“From Szczecin on the Baltic to Trieste on the Adriatic, the Iron Curtain fell down, dividing our continent. Beyond this line, the capitals of what used to be the Central and Eastern Europe remained. Warsaw, Berlin, Prague, Vienna, Budapest, Belgrade, Bucharest and Sofia, all these cities and all their inhabitants are in what must be called the Soviet zone, they are all under Soviet influence in one form or another, but also - to a large and increasing extent - under Moscow control” - Winston Churchill, 5 March 1946.
The end of World War II did not bring the desired peace. There ensued a period of more than 40 years of the so-called Cold War. The world was divided into two fighting camps: non- communist countries under the leadership of the USA and communist countries under the leadership of the USSR. Humanity lived in fear of the spectre of the outbreak of World War III and nuclear extermination. However, despite the great tension and the conflicts between the two powers, there was no direct clash.

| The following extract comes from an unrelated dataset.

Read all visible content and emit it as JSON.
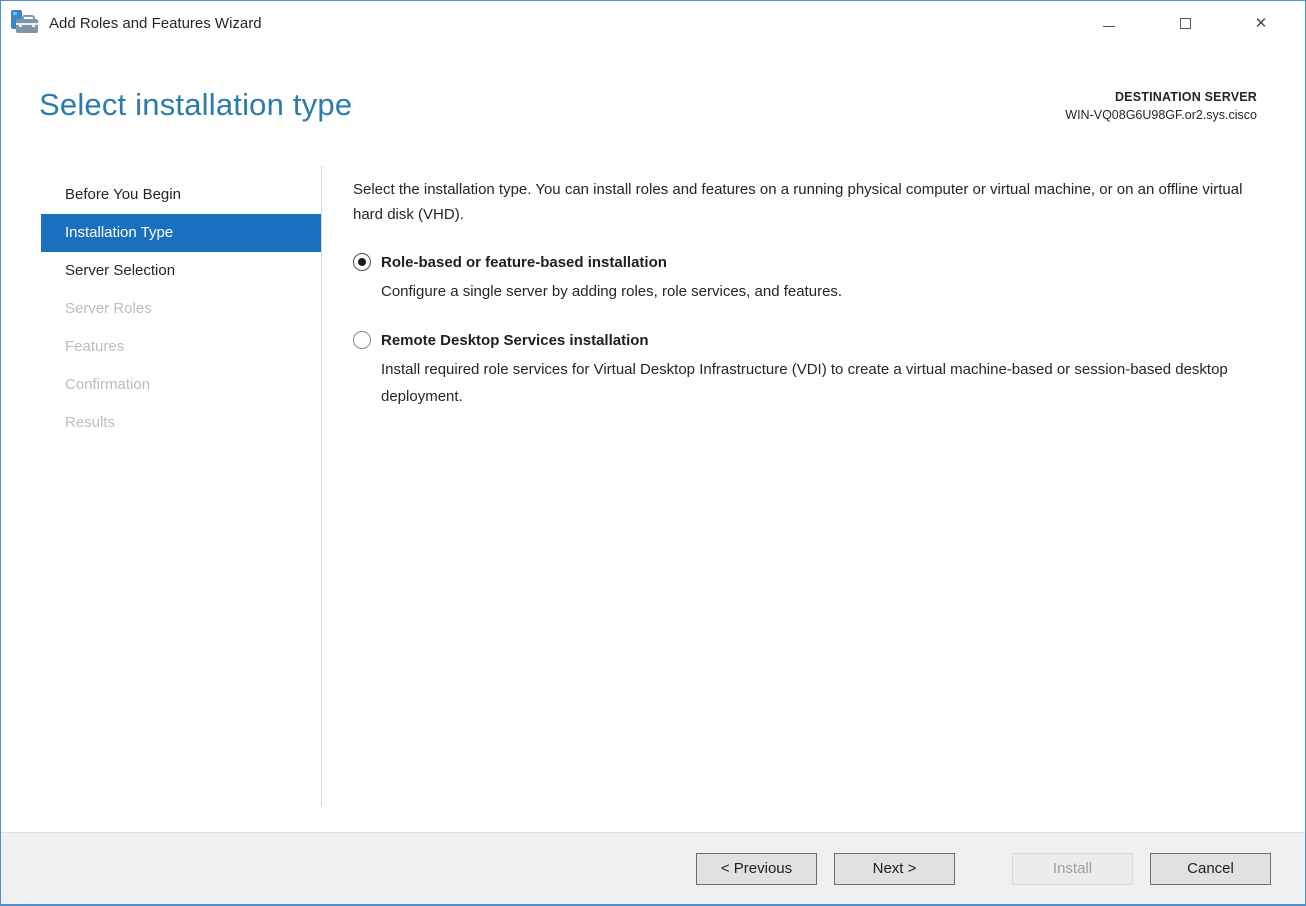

After all, the communist economy did not endure the arms race, which contributed significantly to the collapse of the system and the collapse of the USSR. However, this did not mean the death of the very idea of communism in the world.
The construction of the Berlin Wall became a symbol of the division of the world.